Analysing the molecular mechanisms of heart failure

This project focuses on cardiovascular diseases: The Cardiovascular Pharmacology group aims to decipher the pathomechanisms of heart failure and to identify therapeutically relevant key structures. Thus, the group wants to enable better and more specific therapies for this illness. Together with the Miniaturisation group, they investigate the potential of plasma techniques in treating cardiovascular diseases.

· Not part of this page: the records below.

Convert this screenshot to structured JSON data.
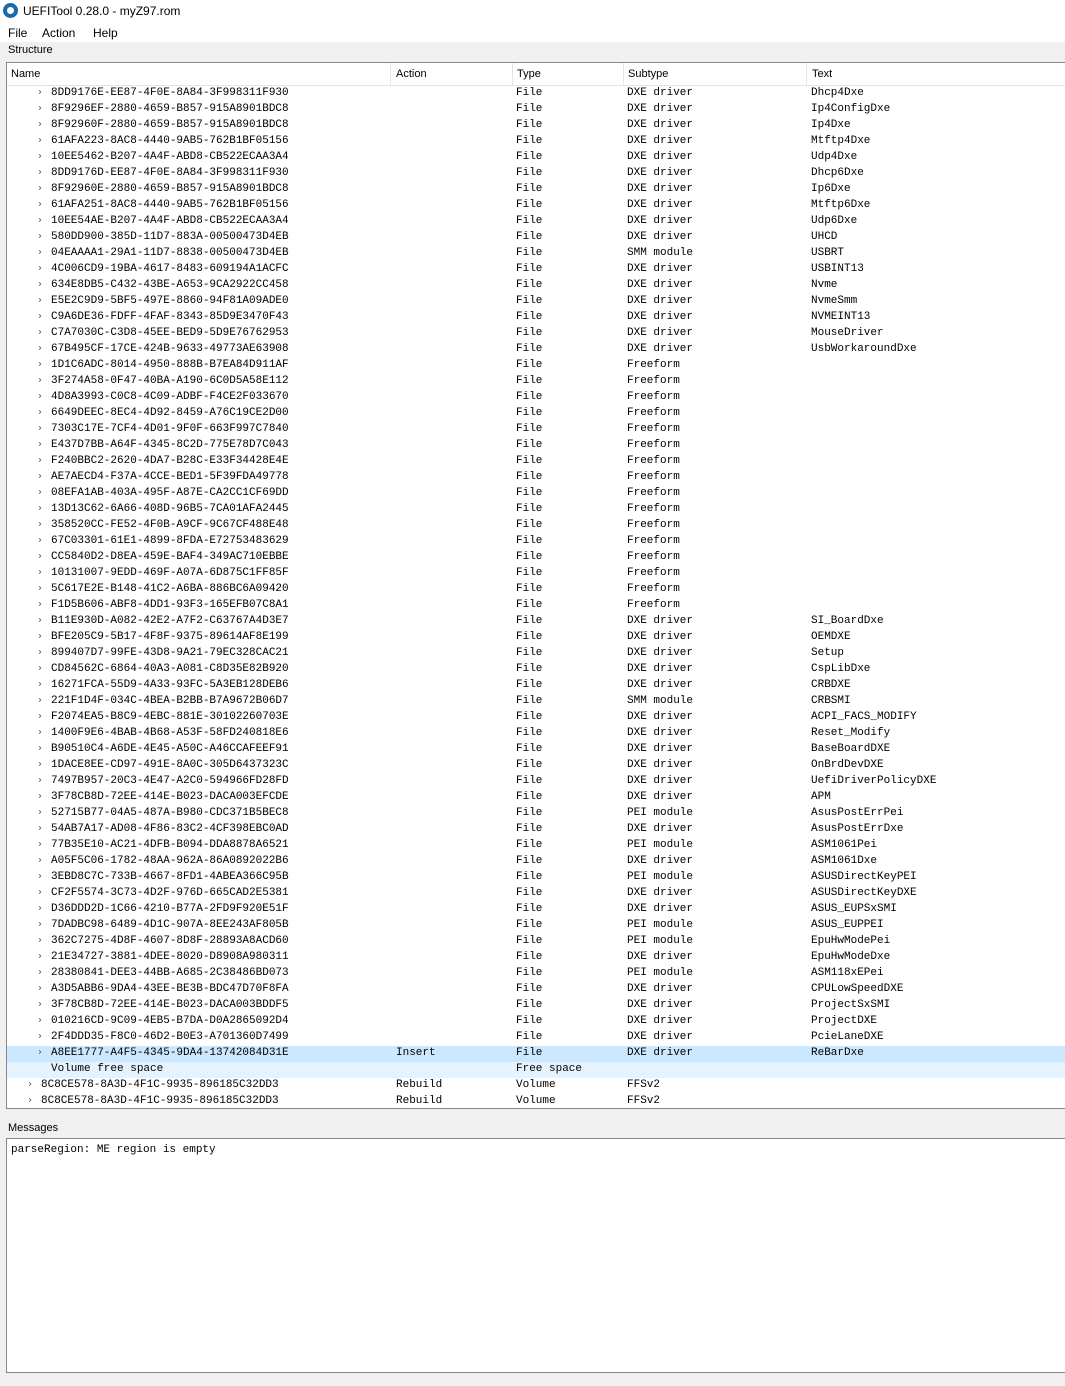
{
  "window": {
    "title": "UEFITool 0.28.0 - myZ97.rom"
  },
  "menu": {
    "file": "File",
    "action": "Action",
    "help": "Help"
  },
  "structure": {
    "label": "Structure",
    "columns": {
      "name": "Name",
      "action": "Action",
      "type": "Type",
      "subtype": "Subtype",
      "text": "Text"
    },
    "rows": [
      {
        "name": "8DD9176E-EE87-4F0E-8A84-3F998311F930",
        "action": "",
        "type": "File",
        "subtype": "DXE driver",
        "text": "Dhcp4Dxe",
        "expander": true,
        "level": 2
      },
      {
        "name": "8F9296EF-2880-4659-B857-915A8901BDC8",
        "action": "",
        "type": "File",
        "subtype": "DXE driver",
        "text": "Ip4ConfigDxe",
        "expander": true,
        "level": 2
      },
      {
        "name": "8F92960F-2880-4659-B857-915A8901BDC8",
        "action": "",
        "type": "File",
        "subtype": "DXE driver",
        "text": "Ip4Dxe",
        "expander": true,
        "level": 2
      },
      {
        "name": "61AFA223-8AC8-4440-9AB5-762B1BF05156",
        "action": "",
        "type": "File",
        "subtype": "DXE driver",
        "text": "Mtftp4Dxe",
        "expander": true,
        "level": 2
      },
      {
        "name": "10EE5462-B207-4A4F-ABD8-CB522ECAA3A4",
        "action": "",
        "type": "File",
        "subtype": "DXE driver",
        "text": "Udp4Dxe",
        "expander": true,
        "level": 2
      },
      {
        "name": "8DD9176D-EE87-4F0E-8A84-3F998311F930",
        "action": "",
        "type": "File",
        "subtype": "DXE driver",
        "text": "Dhcp6Dxe",
        "expander": true,
        "level": 2
      },
      {
        "name": "8F92960E-2880-4659-B857-915A8901BDC8",
        "action": "",
        "type": "File",
        "subtype": "DXE driver",
        "text": "Ip6Dxe",
        "expander": true,
        "level": 2
      },
      {
        "name": "61AFA251-8AC8-4440-9AB5-762B1BF05156",
        "action": "",
        "type": "File",
        "subtype": "DXE driver",
        "text": "Mtftp6Dxe",
        "expander": true,
        "level": 2
      },
      {
        "name": "10EE54AE-B207-4A4F-ABD8-CB522ECAA3A4",
        "action": "",
        "type": "File",
        "subtype": "DXE driver",
        "text": "Udp6Dxe",
        "expander": true,
        "level": 2
      },
      {
        "name": "580DD900-385D-11D7-883A-00500473D4EB",
        "action": "",
        "type": "File",
        "subtype": "DXE driver",
        "text": "UHCD",
        "expander": true,
        "level": 2
      },
      {
        "name": "04EAAAA1-29A1-11D7-8838-00500473D4EB",
        "action": "",
        "type": "File",
        "subtype": "SMM module",
        "text": "USBRT",
        "expander": true,
        "level": 2
      },
      {
        "name": "4C006CD9-19BA-4617-8483-609194A1ACFC",
        "action": "",
        "type": "File",
        "subtype": "DXE driver",
        "text": "USBINT13",
        "expander": true,
        "level": 2
      },
      {
        "name": "634E8DB5-C432-43BE-A653-9CA2922CC458",
        "action": "",
        "type": "File",
        "subtype": "DXE driver",
        "text": "Nvme",
        "expander": true,
        "level": 2
      },
      {
        "name": "E5E2C9D9-5BF5-497E-8860-94F81A09ADE0",
        "action": "",
        "type": "File",
        "subtype": "DXE driver",
        "text": "NvmeSmm",
        "expander": true,
        "level": 2
      },
      {
        "name": "C9A6DE36-FDFF-4FAF-8343-85D9E3470F43",
        "action": "",
        "type": "File",
        "subtype": "DXE driver",
        "text": "NVMEINT13",
        "expander": true,
        "level": 2
      },
      {
        "name": "C7A7030C-C3D8-45EE-BED9-5D9E76762953",
        "action": "",
        "type": "File",
        "subtype": "DXE driver",
        "text": "MouseDriver",
        "expander": true,
        "level": 2
      },
      {
        "name": "67B495CF-17CE-424B-9633-49773AE63908",
        "action": "",
        "type": "File",
        "subtype": "DXE driver",
        "text": "UsbWorkaroundDxe",
        "expander": true,
        "level": 2
      },
      {
        "name": "1D1C6ADC-8014-4950-888B-B7EA84D911AF",
        "action": "",
        "type": "File",
        "subtype": "Freeform",
        "text": "",
        "expander": true,
        "level": 2
      },
      {
        "name": "3F274A58-0F47-40BA-A190-6C0D5A58E112",
        "action": "",
        "type": "File",
        "subtype": "Freeform",
        "text": "",
        "expander": true,
        "level": 2
      },
      {
        "name": "4D8A3993-C0C8-4C09-ADBF-F4CE2F033670",
        "action": "",
        "type": "File",
        "subtype": "Freeform",
        "text": "",
        "expander": true,
        "level": 2
      },
      {
        "name": "6649DEEC-8EC4-4D92-8459-A76C19CE2D00",
        "action": "",
        "type": "File",
        "subtype": "Freeform",
        "text": "",
        "expander": true,
        "level": 2
      },
      {
        "name": "7303C17E-7CF4-4D01-9F0F-663F997C7840",
        "action": "",
        "type": "File",
        "subtype": "Freeform",
        "text": "",
        "expander": true,
        "level": 2
      },
      {
        "name": "E437D7BB-A64F-4345-8C2D-775E78D7C043",
        "action": "",
        "type": "File",
        "subtype": "Freeform",
        "text": "",
        "expander": true,
        "level": 2
      },
      {
        "name": "F240BBC2-2620-4DA7-B28C-E33F34428E4E",
        "action": "",
        "type": "File",
        "subtype": "Freeform",
        "text": "",
        "expander": true,
        "level": 2
      },
      {
        "name": "AE7AECD4-F37A-4CCE-BED1-5F39FDA49778",
        "action": "",
        "type": "File",
        "subtype": "Freeform",
        "text": "",
        "expander": true,
        "level": 2
      },
      {
        "name": "08EFA1AB-403A-495F-A87E-CA2CC1CF69DD",
        "action": "",
        "type": "File",
        "subtype": "Freeform",
        "text": "",
        "expander": true,
        "level": 2
      },
      {
        "name": "13D13C62-6A66-408D-96B5-7CA01AFA2445",
        "action": "",
        "type": "File",
        "subtype": "Freeform",
        "text": "",
        "expander": true,
        "level": 2
      },
      {
        "name": "358520CC-FE52-4F0B-A9CF-9C67CF488E48",
        "action": "",
        "type": "File",
        "subtype": "Freeform",
        "text": "",
        "expander": true,
        "level": 2
      },
      {
        "name": "67C03301-61E1-4899-8FDA-E72753483629",
        "action": "",
        "type": "File",
        "subtype": "Freeform",
        "text": "",
        "expander": true,
        "level": 2
      },
      {
        "name": "CC5840D2-D8EA-459E-BAF4-349AC710EBBE",
        "action": "",
        "type": "File",
        "subtype": "Freeform",
        "text": "",
        "expander": true,
        "level": 2
      },
      {
        "name": "10131007-9EDD-469F-A07A-6D875C1FF85F",
        "action": "",
        "type": "File",
        "subtype": "Freeform",
        "text": "",
        "expander": true,
        "level": 2
      },
      {
        "name": "5C617E2E-B148-41C2-A6BA-886BC6A09420",
        "action": "",
        "type": "File",
        "subtype": "Freeform",
        "text": "",
        "expander": true,
        "level": 2
      },
      {
        "name": "F1D5B606-ABF8-4DD1-93F3-165EFB07C8A1",
        "action": "",
        "type": "File",
        "subtype": "Freeform",
        "text": "",
        "expander": true,
        "level": 2
      },
      {
        "name": "B11E930D-A082-42E2-A7F2-C63767A4D3E7",
        "action": "",
        "type": "File",
        "subtype": "DXE driver",
        "text": "SI_BoardDxe",
        "expander": true,
        "level": 2
      },
      {
        "name": "BFE205C9-5B17-4F8F-9375-89614AF8E199",
        "action": "",
        "type": "File",
        "subtype": "DXE driver",
        "text": "OEMDXE",
        "expander": true,
        "level": 2
      },
      {
        "name": "899407D7-99FE-43D8-9A21-79EC328CAC21",
        "action": "",
        "type": "File",
        "subtype": "DXE driver",
        "text": "Setup",
        "expander": true,
        "level": 2
      },
      {
        "name": "CD84562C-6864-40A3-A081-C8D35E82B920",
        "action": "",
        "type": "File",
        "subtype": "DXE driver",
        "text": "CspLibDxe",
        "expander": true,
        "level": 2
      },
      {
        "name": "16271FCA-55D9-4A33-93FC-5A3EB128DEB6",
        "action": "",
        "type": "File",
        "subtype": "DXE driver",
        "text": "CRBDXE",
        "expander": true,
        "level": 2
      },
      {
        "name": "221F1D4F-034C-4BEA-B2BB-B7A9672B06D7",
        "action": "",
        "type": "File",
        "subtype": "SMM module",
        "text": "CRBSMI",
        "expander": true,
        "level": 2
      },
      {
        "name": "F2074EA5-B8C9-4EBC-881E-30102260703E",
        "action": "",
        "type": "File",
        "subtype": "DXE driver",
        "text": "ACPI_FACS_MODIFY",
        "expander": true,
        "level": 2
      },
      {
        "name": "1400F9E6-4BAB-4B68-A53F-58FD240818E6",
        "action": "",
        "type": "File",
        "subtype": "DXE driver",
        "text": "Reset_Modify",
        "expander": true,
        "level": 2
      },
      {
        "name": "B90510C4-A6DE-4E45-A50C-A46CCAFEEF91",
        "action": "",
        "type": "File",
        "subtype": "DXE driver",
        "text": "BaseBoardDXE",
        "expander": true,
        "level": 2
      },
      {
        "name": "1DACE8EE-CD97-491E-8A0C-305D6437323C",
        "action": "",
        "type": "File",
        "subtype": "DXE driver",
        "text": "OnBrdDevDXE",
        "expander": true,
        "level": 2
      },
      {
        "name": "7497B957-20C3-4E47-A2C0-594966FD28FD",
        "action": "",
        "type": "File",
        "subtype": "DXE driver",
        "text": "UefiDriverPolicyDXE",
        "expander": true,
        "level": 2
      },
      {
        "name": "3F78CB8D-72EE-414E-B023-DACA003EFCDE",
        "action": "",
        "type": "File",
        "subtype": "DXE driver",
        "text": "APM",
        "expander": true,
        "level": 2
      },
      {
        "name": "52715B77-04A5-487A-B980-CDC371B5BEC8",
        "action": "",
        "type": "File",
        "subtype": "PEI module",
        "text": "AsusPostErrPei",
        "expander": true,
        "level": 2
      },
      {
        "name": "54AB7A17-AD08-4F86-83C2-4CF398EBC0AD",
        "action": "",
        "type": "File",
        "subtype": "DXE driver",
        "text": "AsusPostErrDxe",
        "expander": true,
        "level": 2
      },
      {
        "name": "77B35E10-AC21-4DFB-B094-DDA8878A6521",
        "action": "",
        "type": "File",
        "subtype": "PEI module",
        "text": "ASM1061Pei",
        "expander": true,
        "level": 2
      },
      {
        "name": "A05F5C06-1782-48AA-962A-86A0892022B6",
        "action": "",
        "type": "File",
        "subtype": "DXE driver",
        "text": "ASM1061Dxe",
        "expander": true,
        "level": 2
      },
      {
        "name": "3EBD8C7C-733B-4667-8FD1-4ABEA366C95B",
        "action": "",
        "type": "File",
        "subtype": "PEI module",
        "text": "ASUSDirectKeyPEI",
        "expander": true,
        "level": 2
      },
      {
        "name": "CF2F5574-3C73-4D2F-976D-665CAD2E5381",
        "action": "",
        "type": "File",
        "subtype": "DXE driver",
        "text": "ASUSDirectKeyDXE",
        "expander": true,
        "level": 2
      },
      {
        "name": "D36DDD2D-1C66-4210-B77A-2FD9F920E51F",
        "action": "",
        "type": "File",
        "subtype": "DXE driver",
        "text": "ASUS_EUPSxSMI",
        "expander": true,
        "level": 2
      },
      {
        "name": "7DADBC98-6489-4D1C-907A-8EE243AF805B",
        "action": "",
        "type": "File",
        "subtype": "PEI module",
        "text": "ASUS_EUPPEI",
        "expander": true,
        "level": 2
      },
      {
        "name": "362C7275-4D8F-4607-8D8F-28893A8ACD60",
        "action": "",
        "type": "File",
        "subtype": "PEI module",
        "text": "EpuHwModePei",
        "expander": true,
        "level": 2
      },
      {
        "name": "21E34727-3881-4DEE-8020-D8908A980311",
        "action": "",
        "type": "File",
        "subtype": "DXE driver",
        "text": "EpuHwModeDxe",
        "expander": true,
        "level": 2
      },
      {
        "name": "28380841-DEE3-44BB-A685-2C38486BD073",
        "action": "",
        "type": "File",
        "subtype": "PEI module",
        "text": "ASM118xEPei",
        "expander": true,
        "level": 2
      },
      {
        "name": "A3D5ABB6-9DA4-43EE-BE3B-BDC47D70F8FA",
        "action": "",
        "type": "File",
        "subtype": "DXE driver",
        "text": "CPULowSpeedDXE",
        "expander": true,
        "level": 2
      },
      {
        "name": "3F78CB8D-72EE-414E-B023-DACA003BDDF5",
        "action": "",
        "type": "File",
        "subtype": "DXE driver",
        "text": "ProjectSxSMI",
        "expander": true,
        "level": 2
      },
      {
        "name": "010216CD-9C09-4EB5-B7DA-D0A2865092D4",
        "action": "",
        "type": "File",
        "subtype": "DXE driver",
        "text": "ProjectDXE",
        "expander": true,
        "level": 2
      },
      {
        "name": "2F4DDD35-F8C0-46D2-B0E3-A701360D7499",
        "action": "",
        "type": "File",
        "subtype": "DXE driver",
        "text": "PcieLaneDXE",
        "expander": true,
        "level": 2
      },
      {
        "name": "A8EE1777-A4F5-4345-9DA4-13742084D31E",
        "action": "Insert",
        "type": "File",
        "subtype": "DXE driver",
        "text": "ReBarDxe",
        "expander": true,
        "level": 2,
        "selected": true
      },
      {
        "name": "Volume free space",
        "action": "",
        "type": "Free space",
        "subtype": "",
        "text": "",
        "expander": false,
        "level": 2,
        "highlight": true
      },
      {
        "name": "8C8CE578-8A3D-4F1C-9935-896185C32DD3",
        "action": "Rebuild",
        "type": "Volume",
        "subtype": "FFSv2",
        "text": "",
        "expander": true,
        "level": 1
      },
      {
        "name": "8C8CE578-8A3D-4F1C-9935-896185C32DD3",
        "action": "Rebuild",
        "type": "Volume",
        "subtype": "FFSv2",
        "text": "",
        "expander": true,
        "level": 1
      }
    ]
  },
  "messages": {
    "label": "Messages",
    "items": [
      "parseRegion: ME region is empty"
    ]
  },
  "colors": {
    "selected_row": "#cce8ff",
    "highlight_row": "#e5f3ff",
    "app_icon": "#1c6aa8"
  }
}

Cardiovascular diseases, such as heart failure, coronary disease, and heart attack, are among the most common diseases worldwide and the main cause of death in Germany. Therefore, prevention and early detection as well as new therapeutic strategies are especially important for this disease class. To further develop potential therapies and for an early risk assessment and diagnosis, it is necessary to identify "modifier" proteins and protein modifications with a protecting and regulating role in pathogenesis.

To address these questions, the project team conducts biochemical and cell biological studies on expression, localisation, and function control of key proteins in cardiovascular cells. Thus, the scientists aim to elucidate pathophysiological signalling cascades. In some earlier work, they have already identified the extracellularly regulated kinases ERK1 and ERK2 as well as the G protein-coupled receptor kinase GRK2 as potential therapeutic targets. For these proteins, the group currently analyses different strategies that might influence the signalling cascades or steer them in another direction, at the same time trying to clarify the molecular background. Another aspect of the work in this project is, for instance, functional analysis of posttranslational modifications on signalling cascades that are involved in the pathomechanisms of heart failure.